An important factor behind this, he said, was intervention on the part of Georgetown’s administration, which sent a letter to Aramark explaining Georgetown’s Just Employment Policy.
The letter read, “As you know, Georgetown University’s mission as a Catholic and Jesuit institution includes principles and values that support human dignity and respect for workers’ rights. These principles include freedom of association without intimidation, interference, or retaliation for all workers.”
The letter went on to cite the policy, which requires outside vendors to respect employees’ right to organize.
“Aramark took that seriously,” Geaney-Moore said.
“Overall, I would say the administration realized the whole campus was in support of this and decided to make it an important moment in Georgetown history,” he said. “Georgetown showed that the college can do the right thing, and it works. I think it’s very unfortunate that Pomona hasn’t done the right thing yet.”
Jones said working conditions have improved since unionization, and workers now have the respect of their managers. “[The company] realized, we have to respect these people at the level that they’re supposed to be respected.”

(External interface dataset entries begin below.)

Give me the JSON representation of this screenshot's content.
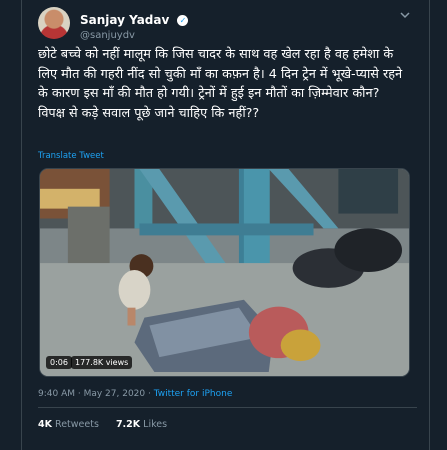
{
  "user": {
    "display_name": "Sanjay Yadav",
    "handle": "@sanjuydv",
    "verified": true
  },
  "tweet": {
    "text": "छोटे बच्चे को नहीं मालूम कि जिस चादर के साथ वह खेल रहा है वह हमेशा के लिए मौत की गहरी नींद सो चुकी माँ का कफ़न है। 4 दिन ट्रेन में भूखे-प्यासे रहने के कारण इस माँ की मौत हो गयी। ट्रेनों में हुई इन मौतों का ज़िम्मेवार कौन? विपक्ष से कड़े सवाल पूछे जाने चाहिए कि नहीं??",
    "translate_label": "Translate Tweet"
  },
  "video": {
    "elapsed": "0:06",
    "views": "177.8K views"
  },
  "meta": {
    "time": "9:40 AM · May 27, 2020 · ",
    "source": "Twitter for iPhone"
  },
  "stats": {
    "retweets_count": "4K",
    "retweets_label": "Retweets",
    "likes_count": "7.2K",
    "likes_label": "Likes"
  },
  "icons": {
    "verified": "verified-badge-icon",
    "more": "chevron-down-icon"
  },
  "colors": {
    "background": "#15202b",
    "accent": "#1da1f2",
    "secondary_text": "#8899a6",
    "border": "#38444d"
  }
}
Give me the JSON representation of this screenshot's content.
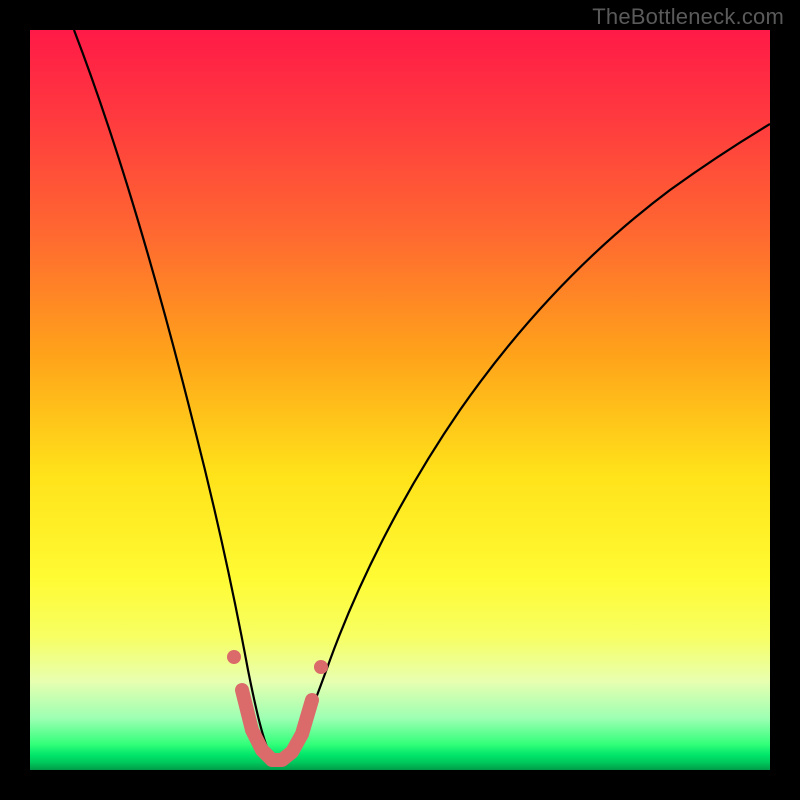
{
  "watermark": "TheBottleneck.com",
  "colors": {
    "frame": "#000000",
    "curve": "#000000",
    "marker": "#db6b6b",
    "gradient_top": "#ff1a47",
    "gradient_bottom": "#009a47"
  },
  "chart_data": {
    "type": "line",
    "title": "",
    "xlabel": "",
    "ylabel": "",
    "xlim": [
      0,
      100
    ],
    "ylim": [
      0,
      100
    ],
    "grid": false,
    "series": [
      {
        "name": "bottleneck-curve",
        "x": [
          6,
          10,
          14,
          18,
          22,
          25,
          27,
          29,
          30,
          31,
          32,
          33,
          34,
          35,
          37,
          40,
          44,
          50,
          58,
          68,
          80,
          92,
          100
        ],
        "values": [
          100,
          87,
          73,
          58,
          42,
          28,
          19,
          11,
          7,
          4,
          2,
          1,
          1,
          2,
          4,
          9,
          17,
          28,
          42,
          56,
          68,
          77,
          82
        ]
      }
    ],
    "highlight_segment": {
      "note": "thick salmon polyline tracing the valley floor",
      "x": [
        28.5,
        30,
        31,
        32,
        33,
        34,
        35,
        36.5
      ],
      "values": [
        12,
        6,
        3,
        1.5,
        1.5,
        2.5,
        4.5,
        10
      ]
    },
    "highlight_dots": [
      {
        "x": 27.3,
        "y": 17
      },
      {
        "x": 37.8,
        "y": 15
      }
    ]
  }
}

Geaney-Moore and Lewis said workers at their schools have been satisfied with the results of their contracts.
Lewis said the contract with Northeastern, ratified in December, included a pay raise, expanded health care coverage, and a sexual harassment and assault policy.
“Talking to the workers when I go into the dining halls, work is completely different for them,” she said. She explained that now, managers greet workers with a “hello” when they see them and ask them how they are doing.
In March 2012, workers at Georgetown ratified a three-year contract that includes a 50-cent-per-year pay raise, a 40-hour work week, year-round health insurance, and a $200 signing bonus, according to an article in The Hoya.
“It was a contract that everyone was really happy with,” he said. “You can just walk into the cafeteria and see how much happier and freer people feel.”
Jenna Perelman contributed reporting for this article.